For some ideal theorists, the sheep may seem like odd – even perverse – role models. Shouldn’t we aim higher? Beyond just alleviating suffering, we must address the systemic injustices that cause it. That point is absolutely correct. But ideal theory often goes beyond identifying systemic injustices and proposing measures to fight them. It purports to outline a harmonious vision that eliminates injustice, and argues that this proposal should guide society. In reality, though, ideal theorists have no special knowledge of what the ideal society would look like. Too much about the future is unknown to make claims about utopia with confidence – or at least justified confidence. Realizing that fact is disappointing, to be sure. But it is far worse to presume that we have knowledge of the ideal and then attempt to bring it about by any means necessary. In a complex world, such hubris usually has unintended and regrettable consequences.
Given that danger, the sheep in their humility serve as an instructive model. With their questions to the king, they admit their epistemic limitations. As they stumble around in an uncertain world to advance justice, they cannot offer a detailed path to utopia and do not feign such knowledge. They are not, of course, completely ignorant of what actions are likely to be effective in advancing justice, at least in the short term. After all, they do have some success in feeding the hungry, providing shelter to the stranger, and comforting the imprisoned. So the lesson of the parable is not that good intentions are all that matter and questions of effectiveness are irrelevant. Research, experimentation, and planning all have an important role to play in helping ensure that good intentions are paired with – to the best of our knowledge – effective practices.
We can grant this point while still rejecting the loftier ambitions of ideal theory. For there is a fundamental difference between, on the one hand, weaving together a unified theory that aspires to wholly eliminate injustice and, on the other, more piecemeal efforts to improve institutions and practices as we gain a deeper understanding of injustices and their causes. The latter approach holds greater promise in an uncertain world that frustrates the long-term predictions of ideal theory. Recognition of our epistemic limitations ultimately recommends a humble approach to advancing justice – one that involves trial and error, small experiments that can be expanded if they are fortunate enough to succeed.
Though that approach departs from many prominent understandings of ideal theory, it leaves one aspect of it in place: utopian hope. At the same time that future uncertainty undermines the idea that we can identify utopia, it carves out space to believe in its possibility should we choose.
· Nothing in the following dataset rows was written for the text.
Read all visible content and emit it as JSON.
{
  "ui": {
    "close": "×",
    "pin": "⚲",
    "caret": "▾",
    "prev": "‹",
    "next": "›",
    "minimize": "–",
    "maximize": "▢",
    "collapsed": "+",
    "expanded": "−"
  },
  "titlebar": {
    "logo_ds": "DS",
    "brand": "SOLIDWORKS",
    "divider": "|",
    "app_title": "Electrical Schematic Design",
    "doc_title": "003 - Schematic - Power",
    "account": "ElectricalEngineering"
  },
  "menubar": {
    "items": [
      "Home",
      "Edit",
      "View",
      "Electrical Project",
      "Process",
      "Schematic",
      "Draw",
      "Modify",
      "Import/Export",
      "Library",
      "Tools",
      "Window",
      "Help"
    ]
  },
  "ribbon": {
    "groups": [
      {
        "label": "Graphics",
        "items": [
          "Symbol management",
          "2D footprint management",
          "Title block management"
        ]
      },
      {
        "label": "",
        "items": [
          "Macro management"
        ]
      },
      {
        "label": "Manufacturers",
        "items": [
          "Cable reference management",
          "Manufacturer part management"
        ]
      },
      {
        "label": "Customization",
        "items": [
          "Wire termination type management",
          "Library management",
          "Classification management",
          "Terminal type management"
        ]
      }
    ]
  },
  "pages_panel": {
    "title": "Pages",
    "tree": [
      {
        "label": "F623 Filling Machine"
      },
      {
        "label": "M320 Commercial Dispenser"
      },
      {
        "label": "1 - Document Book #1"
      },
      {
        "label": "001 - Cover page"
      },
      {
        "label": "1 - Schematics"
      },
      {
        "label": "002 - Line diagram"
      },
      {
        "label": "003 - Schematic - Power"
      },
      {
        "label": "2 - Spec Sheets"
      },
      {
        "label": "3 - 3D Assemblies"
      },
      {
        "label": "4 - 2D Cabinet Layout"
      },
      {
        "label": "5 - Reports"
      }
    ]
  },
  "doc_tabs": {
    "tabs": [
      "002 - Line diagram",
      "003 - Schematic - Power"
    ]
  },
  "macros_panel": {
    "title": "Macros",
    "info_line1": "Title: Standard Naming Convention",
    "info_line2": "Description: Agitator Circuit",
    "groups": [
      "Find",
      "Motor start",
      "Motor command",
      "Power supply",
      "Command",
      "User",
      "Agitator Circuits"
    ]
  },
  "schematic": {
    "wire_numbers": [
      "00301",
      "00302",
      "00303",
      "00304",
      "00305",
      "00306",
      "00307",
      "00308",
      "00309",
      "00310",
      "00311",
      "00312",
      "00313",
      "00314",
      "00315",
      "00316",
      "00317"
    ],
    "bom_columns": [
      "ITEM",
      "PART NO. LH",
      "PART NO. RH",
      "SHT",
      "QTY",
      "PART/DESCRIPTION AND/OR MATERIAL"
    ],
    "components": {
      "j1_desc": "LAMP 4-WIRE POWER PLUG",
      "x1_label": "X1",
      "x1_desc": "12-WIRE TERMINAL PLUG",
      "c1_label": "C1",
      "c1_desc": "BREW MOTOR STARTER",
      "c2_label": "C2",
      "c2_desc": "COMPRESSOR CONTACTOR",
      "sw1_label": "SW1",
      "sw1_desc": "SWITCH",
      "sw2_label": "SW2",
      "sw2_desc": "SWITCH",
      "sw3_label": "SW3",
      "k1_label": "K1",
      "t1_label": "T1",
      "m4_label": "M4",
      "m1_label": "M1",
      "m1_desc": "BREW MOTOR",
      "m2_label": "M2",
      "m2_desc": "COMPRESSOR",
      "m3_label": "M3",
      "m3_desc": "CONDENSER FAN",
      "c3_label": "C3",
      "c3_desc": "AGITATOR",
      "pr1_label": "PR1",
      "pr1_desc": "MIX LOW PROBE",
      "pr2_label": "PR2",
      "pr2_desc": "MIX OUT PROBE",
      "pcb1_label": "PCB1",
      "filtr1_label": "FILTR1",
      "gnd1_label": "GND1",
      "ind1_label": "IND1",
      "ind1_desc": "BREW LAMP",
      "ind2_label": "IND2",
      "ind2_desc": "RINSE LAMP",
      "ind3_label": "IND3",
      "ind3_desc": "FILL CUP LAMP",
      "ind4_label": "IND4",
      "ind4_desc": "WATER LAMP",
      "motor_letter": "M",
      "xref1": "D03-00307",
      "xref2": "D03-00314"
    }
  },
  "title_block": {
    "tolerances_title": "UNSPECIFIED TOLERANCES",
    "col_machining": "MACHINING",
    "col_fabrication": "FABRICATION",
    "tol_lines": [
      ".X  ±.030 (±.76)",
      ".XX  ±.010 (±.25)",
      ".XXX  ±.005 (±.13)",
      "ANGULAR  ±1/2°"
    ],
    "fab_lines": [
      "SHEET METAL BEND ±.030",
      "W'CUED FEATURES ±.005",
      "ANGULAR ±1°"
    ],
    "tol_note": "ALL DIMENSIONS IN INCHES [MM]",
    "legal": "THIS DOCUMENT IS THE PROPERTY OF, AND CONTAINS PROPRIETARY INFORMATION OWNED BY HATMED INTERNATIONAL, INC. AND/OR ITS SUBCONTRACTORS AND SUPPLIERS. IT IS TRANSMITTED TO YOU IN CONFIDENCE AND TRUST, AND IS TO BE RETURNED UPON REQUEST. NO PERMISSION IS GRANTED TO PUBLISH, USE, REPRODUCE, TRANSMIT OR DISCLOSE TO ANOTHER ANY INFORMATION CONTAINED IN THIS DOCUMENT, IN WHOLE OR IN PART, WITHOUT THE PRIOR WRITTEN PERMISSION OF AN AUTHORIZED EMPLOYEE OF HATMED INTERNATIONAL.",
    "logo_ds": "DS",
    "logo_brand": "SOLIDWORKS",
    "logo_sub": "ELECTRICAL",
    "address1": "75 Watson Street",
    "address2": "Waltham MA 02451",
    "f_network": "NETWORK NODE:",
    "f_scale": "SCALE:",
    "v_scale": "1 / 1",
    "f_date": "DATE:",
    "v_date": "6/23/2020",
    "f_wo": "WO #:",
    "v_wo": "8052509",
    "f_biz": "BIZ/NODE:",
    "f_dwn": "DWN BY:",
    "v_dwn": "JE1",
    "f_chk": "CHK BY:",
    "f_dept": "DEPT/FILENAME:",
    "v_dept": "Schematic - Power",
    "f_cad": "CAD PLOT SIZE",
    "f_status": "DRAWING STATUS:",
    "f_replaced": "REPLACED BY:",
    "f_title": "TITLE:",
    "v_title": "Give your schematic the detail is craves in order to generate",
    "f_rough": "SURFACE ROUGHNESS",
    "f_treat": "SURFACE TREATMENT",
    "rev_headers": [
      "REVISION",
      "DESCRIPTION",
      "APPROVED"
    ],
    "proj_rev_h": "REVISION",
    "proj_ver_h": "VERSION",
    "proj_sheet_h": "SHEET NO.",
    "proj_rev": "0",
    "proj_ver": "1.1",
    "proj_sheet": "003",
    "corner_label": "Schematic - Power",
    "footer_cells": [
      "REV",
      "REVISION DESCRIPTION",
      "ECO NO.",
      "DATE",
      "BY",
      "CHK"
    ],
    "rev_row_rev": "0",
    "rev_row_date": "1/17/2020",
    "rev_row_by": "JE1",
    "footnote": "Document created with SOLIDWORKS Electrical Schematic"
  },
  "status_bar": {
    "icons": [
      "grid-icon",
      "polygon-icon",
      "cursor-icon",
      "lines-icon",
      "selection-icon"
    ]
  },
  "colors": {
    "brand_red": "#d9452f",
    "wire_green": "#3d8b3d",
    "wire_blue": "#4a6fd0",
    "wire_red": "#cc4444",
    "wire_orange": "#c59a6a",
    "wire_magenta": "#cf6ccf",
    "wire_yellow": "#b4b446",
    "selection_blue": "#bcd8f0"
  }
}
Since so much about the future is uncertain, we are free to hope that it will be far better, no longer marred by the injustices of the present. Such hope, in short, can be as ambitious as our imagination allows.